Need Some Dough? Knead Some Dough!: An Interview with Jackson Emanuel, the Baker’s Assistant.
Jackson, a current Sophomore, started working at the Bakery the Winter Semester of his freshman year. Jackson learned of the job through a friend who was working in Commons at the time and knew of an open position he could fill. “If you want a job in Dining Services, the person to contact is Darlene Zupancic, just shoot her an email and she will let you know if anything is available.”
Being a big fan of Commons desserts, Jackson knew he wanted to get a closer look at the process and see what he could learn by working at the Bakery. “I remember the application process was really straightforward and simple. The only things you really need are time, a Work Authorization Card, and a desire to work.”
Student workers in the Bakery such as Jackson work around six hours a week, and are primarily responsible for arranging baked goods onto serving trays.
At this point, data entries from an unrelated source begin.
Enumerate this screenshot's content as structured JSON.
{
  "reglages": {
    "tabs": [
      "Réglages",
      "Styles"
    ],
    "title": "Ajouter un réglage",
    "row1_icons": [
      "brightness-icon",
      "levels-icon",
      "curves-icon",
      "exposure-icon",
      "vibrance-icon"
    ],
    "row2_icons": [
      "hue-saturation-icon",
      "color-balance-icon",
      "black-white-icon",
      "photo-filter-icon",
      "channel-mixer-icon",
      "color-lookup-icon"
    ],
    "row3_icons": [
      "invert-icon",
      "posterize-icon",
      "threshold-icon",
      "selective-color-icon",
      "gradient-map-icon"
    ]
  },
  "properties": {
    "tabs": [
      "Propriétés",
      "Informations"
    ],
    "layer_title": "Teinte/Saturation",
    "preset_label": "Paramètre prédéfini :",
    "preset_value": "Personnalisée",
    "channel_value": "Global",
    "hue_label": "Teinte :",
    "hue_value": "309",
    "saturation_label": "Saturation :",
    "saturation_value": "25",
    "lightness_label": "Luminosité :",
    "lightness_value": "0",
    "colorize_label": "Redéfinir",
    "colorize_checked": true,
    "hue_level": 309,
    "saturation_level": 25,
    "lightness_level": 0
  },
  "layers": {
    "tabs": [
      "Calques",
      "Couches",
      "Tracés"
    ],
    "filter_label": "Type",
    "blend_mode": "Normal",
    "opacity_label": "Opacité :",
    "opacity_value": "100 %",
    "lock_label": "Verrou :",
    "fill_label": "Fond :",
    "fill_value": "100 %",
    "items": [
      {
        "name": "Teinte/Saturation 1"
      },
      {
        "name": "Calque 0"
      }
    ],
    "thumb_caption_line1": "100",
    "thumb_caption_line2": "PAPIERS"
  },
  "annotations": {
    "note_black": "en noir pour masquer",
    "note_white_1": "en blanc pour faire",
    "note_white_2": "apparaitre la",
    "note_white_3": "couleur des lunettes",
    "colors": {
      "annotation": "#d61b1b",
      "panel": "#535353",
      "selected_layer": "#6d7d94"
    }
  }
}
Depending on what needs to be done on a particular day, this can include removing cookies from baking sheets, cutting pies, removing muffins from muffin pans, and other small tasks. When finished with arranging, Jackson will often spend the last hour of his shift assisting the bakers by scooping muffin mix, drizzling, cleaning kitchenware and weighing ingredients. “Although it takes a little while to learn your way around,” says Jackson, “it’s not a hard job and there’s always something helpful you can do.”
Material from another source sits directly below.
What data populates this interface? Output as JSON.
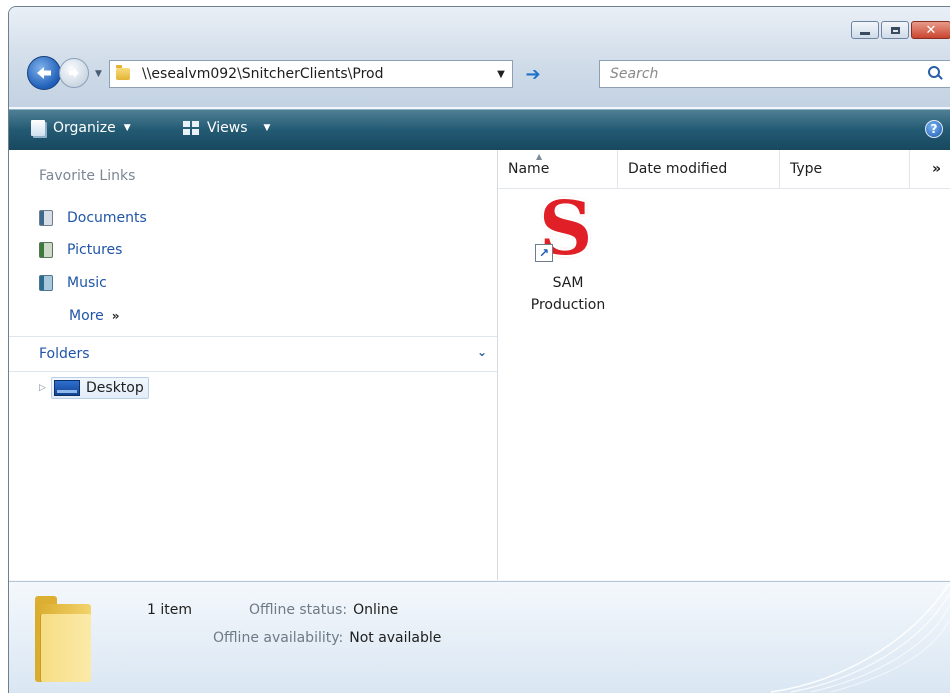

When asked if Jackson had any interesting stories to tell, he responded that “At some point, I was told that I was going to use a blowtorch and I thought they were joking. Later during my shift, I actually used a blowtorch to make these metal pans expand so as to remove the cheesecake they contained. It was cool, especially because I genuinely didn’t expect it.”
Naturally, working at a bakery has some excellent perks. “The smell of fresh bread and cookies, for one. Sometimes you get a treat or two to take back with you after your shift as well.” Of course, the perk Jackson appreciates the most is working with the Bakery staff, “they make it a really warm and friendly atmosphere. Also, it’s always nice to see someone’s face brighten up when they enjoy some fresh food you helped prepare.”
While Jackson states that he doesn’t think that working in the bakery will directly impact his prospective career as a biochemist, he believes the practical work experience he has gained is extremely valuable and will be helpful anywhere. “I think it can sometimes be frustrating when what I learn in the classroom becomes too nebulous and theoretical. It’s nice, on occasion, to take a break from that and perform a concrete task with a tangible end result.” Since getting his job, Jackson feels as if his perspective on life has changed and he attributes at least a piece of that to work. This is because “doing real work, like cooking or cleaning, really makes you feel like a part of a community.”
Jackson feels as if his work in food preparation has really helped him develop a healthy common sense when approaching problems. “Instead of looking at a task in terms of a literal list of rules, I feel like I’ve gotten better at seeing how each part of job goes to shape the end result. Recipes, like life I suppose, involves a lot of experimentation in order to get the proportions of all the ingredients just right. Sometimes a silly mistake, like forgetting to use baking spray, will come back to haunt you when everything sticks to the pan.” Although the job may put Jackson in a sticky situation every once in a while, he really enjoys making some dough by making some dough.